The White House Hotel, Corner of Clothier and Prescott Streets
The White House Hotel was built by Nathaniel Fenton in the mid-1830’s. Fenton was also responsible for the fine building on the north-west corner of Clothier and Rideau streets, and was an important individual in the business life of Kemptville for many years. A map of 1861-62 indicates that the Hotel was then called Rideau House.
Nathaniel Fenton had a secret part of his life as a respectable hotel-keeper in Kemptville. He was also a member of the underground Hunters Lodges, a republican group dedicated to rebellion in Canada and followers of William Lyon MacKenzie King. The Hunters Lodges continued to make occasional raids into Canada from the United States even after the failure of MacKenzie’s 1837 Rebellion.
An informer led to the dispersal of the Kemptville Lodge, although Fenton returned in a short time to carry on his life in the community. He was, it seems, the big winner in the entire affair. Now that the Hunters Lodge was defunct and the members could not identify themselves without facing the consequences, it seems their Treasurer, Nathaniel himself, decided to spend the funds raised by the Lodge on a big new stone house for himself. It still stands at the corner of Clothier and Rideau, and Fenton continued to live there until his death in 1849. Ironically, the house built by the funds of a republican secret society of rebels later became the home of a Conservative Member of Parliament, Dr. Charles Ferguson, and the boyhood home of a future Ontario Premier, G. Howard Ferguson.
Thomas Adams bought the hotel in 1865 and maintained it until 1881. To attract business to his establishment, Thomas ran a free shuttle service between his hotel and the railway station at Bedell for visitors and travelling salesmen.

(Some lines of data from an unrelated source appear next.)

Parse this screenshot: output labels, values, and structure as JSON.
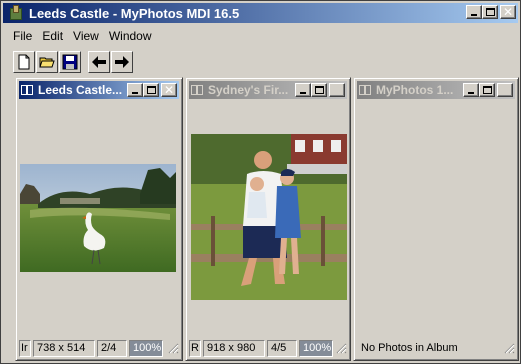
{
  "app": {
    "title": "Leeds Castle - MyPhotos MDI 16.5",
    "icon": "app-icon"
  },
  "menu": {
    "file": "File",
    "edit": "Edit",
    "view": "View",
    "window": "Window"
  },
  "toolbar": {
    "buttons": [
      "new-icon",
      "open-folder-icon",
      "save-icon",
      "arrow-left-icon",
      "arrow-right-icon"
    ]
  },
  "children": [
    {
      "title": "Leeds Castle...",
      "status": {
        "mode": "Ir",
        "size": "738 x 514",
        "index": "2/4",
        "zoom": "100%"
      }
    },
    {
      "title": "Sydney's Fir...",
      "status": {
        "mode": "R",
        "size": "918 x 980",
        "index": "4/5",
        "zoom": "100%"
      }
    },
    {
      "title": "MyPhotos 1...",
      "status": {
        "message": "No Photos in Album"
      }
    }
  ],
  "colors": {
    "active_title": "#0a246a",
    "inactive_title": "#808080",
    "face": "#d4d0c8"
  }
}
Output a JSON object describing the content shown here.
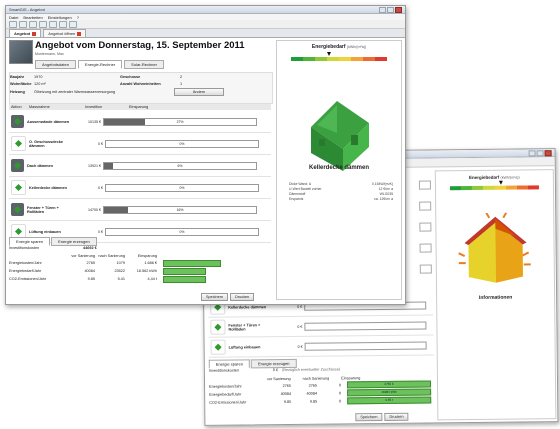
{
  "app_title": "SmartGIS - Angebot",
  "menu": [
    "Datei",
    "Bearbeiten",
    "Einstellungen",
    "?"
  ],
  "doc_tabs": [
    "Angebot",
    "Angebot öffnen"
  ],
  "offer_title": "Angebot vom Donnerstag, 15. September 2011",
  "offer_sub": "Mustermann, Max",
  "sub_tabs": [
    "Angebotsdaten",
    "Energie-Rechner",
    "Solar-Rechner"
  ],
  "building": {
    "baujahr_label": "Baujahr",
    "baujahr_value": "1970",
    "geschosse_label": "Geschosse",
    "geschosse_value": "2",
    "wohnflaeche_label": "Wohnfläche",
    "wohnflaeche_value": "120 m²",
    "wohneinheiten_label": "Anzahl Wohneinheiten",
    "wohneinheiten_value": "1",
    "heizung_label": "Heizung",
    "heizung_value": "Ölheizung mit zentraler Warmwasserversorgung",
    "change_button": "Ändern"
  },
  "measures_header": [
    "Aktion",
    "Massnahme",
    "Investition",
    "Einsparung"
  ],
  "measures": [
    {
      "name": "Aussenwände dämmen",
      "invest": "10135 €",
      "saving": "27%",
      "fraction": 0.27,
      "img": "dark"
    },
    {
      "name": "O. Geschossdecke dämmen",
      "invest": "0 €",
      "saving": "0%",
      "fraction": 0,
      "img": "light"
    },
    {
      "name": "Dach dämmen",
      "invest": "13921 €",
      "saving": "6%",
      "fraction": 0.06,
      "img": "dark"
    },
    {
      "name": "Kellerdecke dämmen",
      "invest": "0 €",
      "saving": "0%",
      "fraction": 0,
      "img": "light"
    },
    {
      "name": "Fenster + Türen + Rollläden",
      "invest": "14700 €",
      "saving": "16%",
      "fraction": 0.16,
      "img": "dark"
    },
    {
      "name": "Lüftung einbauen",
      "invest": "0 €",
      "saving": "0%",
      "fraction": 0,
      "img": "light"
    }
  ],
  "lower_tabs": [
    "Energie sparen",
    "Energie erzeugen"
  ],
  "invest_total_label": "Investitionskosten",
  "invest_total_value": "44692 €",
  "summary_header": [
    "vor Sanierung",
    "nach Sanierung",
    "Einsparung"
  ],
  "summary_rows": [
    {
      "label": "Energiekosten/Jahr",
      "before": "2765",
      "after": "1079",
      "saving": "1.686 €",
      "fraction": 0.62
    },
    {
      "label": "Energiebedarf/Jahr",
      "before": "40084",
      "after": "23522",
      "saving": "16.562 kWh",
      "fraction": 0.45
    },
    {
      "label": "CO2-Emissionen/Jahr",
      "before": "9.85",
      "after": "5.41",
      "saving": "4,44 t",
      "fraction": 0.45
    }
  ],
  "bottom_buttons": [
    "Speichern",
    "Drucken"
  ],
  "energy_title": "Energiebedarf",
  "energy_unit": "(kWh/(m²a))",
  "energy_scale_colors": [
    "#1e9e3a",
    "#4fb43a",
    "#8fc93a",
    "#cfd83a",
    "#f0d23a",
    "#f2a33a",
    "#ec6d33",
    "#e0392d"
  ],
  "energy_marker_position": 0.38,
  "right_caption": "Kellerdecke dämmen",
  "right_details": [
    {
      "label": "Dicke Wand: A",
      "value": "0,154W/(m²K)"
    },
    {
      "label": "U-Wert Bauteil vorher",
      "value": "12 €/m² a"
    },
    {
      "label": "Dämmstoff",
      "value": "WLG035"
    },
    {
      "label": "Ersparnis",
      "value": "ca. 12€/m² a"
    }
  ],
  "back_window": {
    "right_caption": "Informationen",
    "measures": [
      {
        "name": "Kellerdecke dämmen",
        "invest": "0 €"
      },
      {
        "name": "Fenster + Türen + Rollläden",
        "invest": "0 €"
      },
      {
        "name": "Lüftung einbauen",
        "invest": "0 €"
      }
    ],
    "lower_tabs": [
      "Energie sparen",
      "Energie erzeugen"
    ],
    "invest_label": "Investitionskosten",
    "invest_value": "0 €",
    "invest_note": "(Bezüglich eventueller Zuschüsse)",
    "summary_header": [
      "vor Sanierung",
      "nach Sanierung",
      "Einsparung"
    ],
    "summary_rows": [
      {
        "label": "Energiekosten/Jahr",
        "before": "2765",
        "after": "2765",
        "saving": "0",
        "bar": "2765 €"
      },
      {
        "label": "Energiebedarf/Jahr",
        "before": "40084",
        "after": "40084",
        "saving": "0",
        "bar": "40084 kWh"
      },
      {
        "label": "CO2-Emissionen/Jahr",
        "before": "9.85",
        "after": "9.85",
        "saving": "0",
        "bar": "9.85 t"
      }
    ],
    "buttons": [
      "Speichern",
      "Drucken"
    ]
  }
}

Thomas Warren, whose name appears on the sign in the photograph, owned it from 1881 until 1928. One of the first buildings in town to be heated by furnace and lit by electricity, it also had a large carriage and livery barns in the rear, with power generated by two windmills. This establishment took up the entire block from Clothier Street to the river.
A description of the hotel in 1903 emphasises both its size and importance: “This is another house that can lay claim to some considerable ancient history. The hotel is largely patronized by travelers and by farmers while in town with their produce. It is furnace heated, lighted by electricity and provided with a dining room whose tables are second to none in the town.
There is connected to the hotel one of the finest hotel and livery barns in this part of the province. It is constructed of heavy frame work 100×50 covered with iron, is provided with two windmills and everything that could add to the comfort and convenience of the horse. Large, airy stables, fine carriage and harness rooms and in short everything that could go to complete a model hotel and livery barn.”
The large stables built to the water’s edge described in this report were built on the site of the woolen mill formerly owned by George Keating, another of the early entrepreneurs of Kemptville. In 1888, Keating ran wires from his mill down to the Oddfellows Hall on Clothier, supplying electric light for an Agricultural Fair.
Business declined over the years, along with the economy of Kemptville, and the hotel was finally demolished in 1928 and replaced by a service station, with the old livery building used as a receiving, grading, and shipping station by Oxford-on-Rideau Egg Producers.
Under various names – the McColl-Frontenac Station, the Red Indian Service Station and the Texaco Service Station – it operated under many owners until it closed in 1985. Herbert Hunter, a retired OPP officer, operated the McColl-Frontenac Station, and when it switched to being the Texaco Service Station, Gerald Cater, Albert Cater and Doug Somerville ran it.
Today, there is little to show that this corner lot was once a thriving and prosperous hotel, catering to hundreds of visitors and commercial business people for more than a century.